Once they approached, we all got into the dinghy as the transfer would be easier. They brought us in, one by one and we clambered aboard over their sugar scoop transom, timing the waves with every jump.
We were rescued. A huge thanks to the crew of Raindancer, who made my job so much easier. I am so proud of everyone for staying calm, gathering safety equipment and the way everything was handled.
A huge thanks to the entire sailing community for coming together to aid in our rescue. Onre thing I have always loved about sailing is the people. I am thankful to be part of such a supportive community.
Thanks to the Starlink community. Without Starlink our rescue would not have gone as quickly or as smoothly. Technology saved our lives.
But the biggest thanks goes to our rescuers and Captain Geoff of SV Rolling Stone for going out of their way to save us. Taking four strangers into their home all the way to French Polynesia.
It is true, I am sad to lose the boat. It was everything to me. It was more than just what I was doing, more than my home and my belongings, it was part of who I am. But, at the end of the day, the most important things were rescued."
For those interested, the boat had a Youtube channel: https://www.youtube.com/watch?v=0hih9tlvktI
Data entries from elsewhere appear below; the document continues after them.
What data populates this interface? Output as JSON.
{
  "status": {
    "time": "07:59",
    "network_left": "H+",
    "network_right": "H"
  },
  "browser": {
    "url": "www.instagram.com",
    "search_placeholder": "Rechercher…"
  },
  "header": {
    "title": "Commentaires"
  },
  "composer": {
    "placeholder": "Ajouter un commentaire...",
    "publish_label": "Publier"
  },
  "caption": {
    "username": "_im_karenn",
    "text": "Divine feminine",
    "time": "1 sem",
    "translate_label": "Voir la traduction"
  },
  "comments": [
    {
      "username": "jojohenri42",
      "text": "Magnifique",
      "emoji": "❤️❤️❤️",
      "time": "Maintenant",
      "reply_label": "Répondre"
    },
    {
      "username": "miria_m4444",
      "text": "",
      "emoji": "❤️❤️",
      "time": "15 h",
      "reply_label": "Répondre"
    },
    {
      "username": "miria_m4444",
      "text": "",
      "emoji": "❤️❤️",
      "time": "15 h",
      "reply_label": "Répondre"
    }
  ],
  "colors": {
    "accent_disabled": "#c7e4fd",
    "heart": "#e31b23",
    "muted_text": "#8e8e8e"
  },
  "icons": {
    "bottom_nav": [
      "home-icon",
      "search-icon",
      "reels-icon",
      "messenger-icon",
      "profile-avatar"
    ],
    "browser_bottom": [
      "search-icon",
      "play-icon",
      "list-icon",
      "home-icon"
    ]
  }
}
This story is incredibly rare. I believe only three boats have been sunk by a whale in the last ten years. The good news is, that thanks to modern (satellite) technology, even rare disasters like this should not be fatal. Still, it is a real 'eye-opener' as we will be crossing the same ocean in around six weeks (our slot to transit the Canal is now booked for March 31st)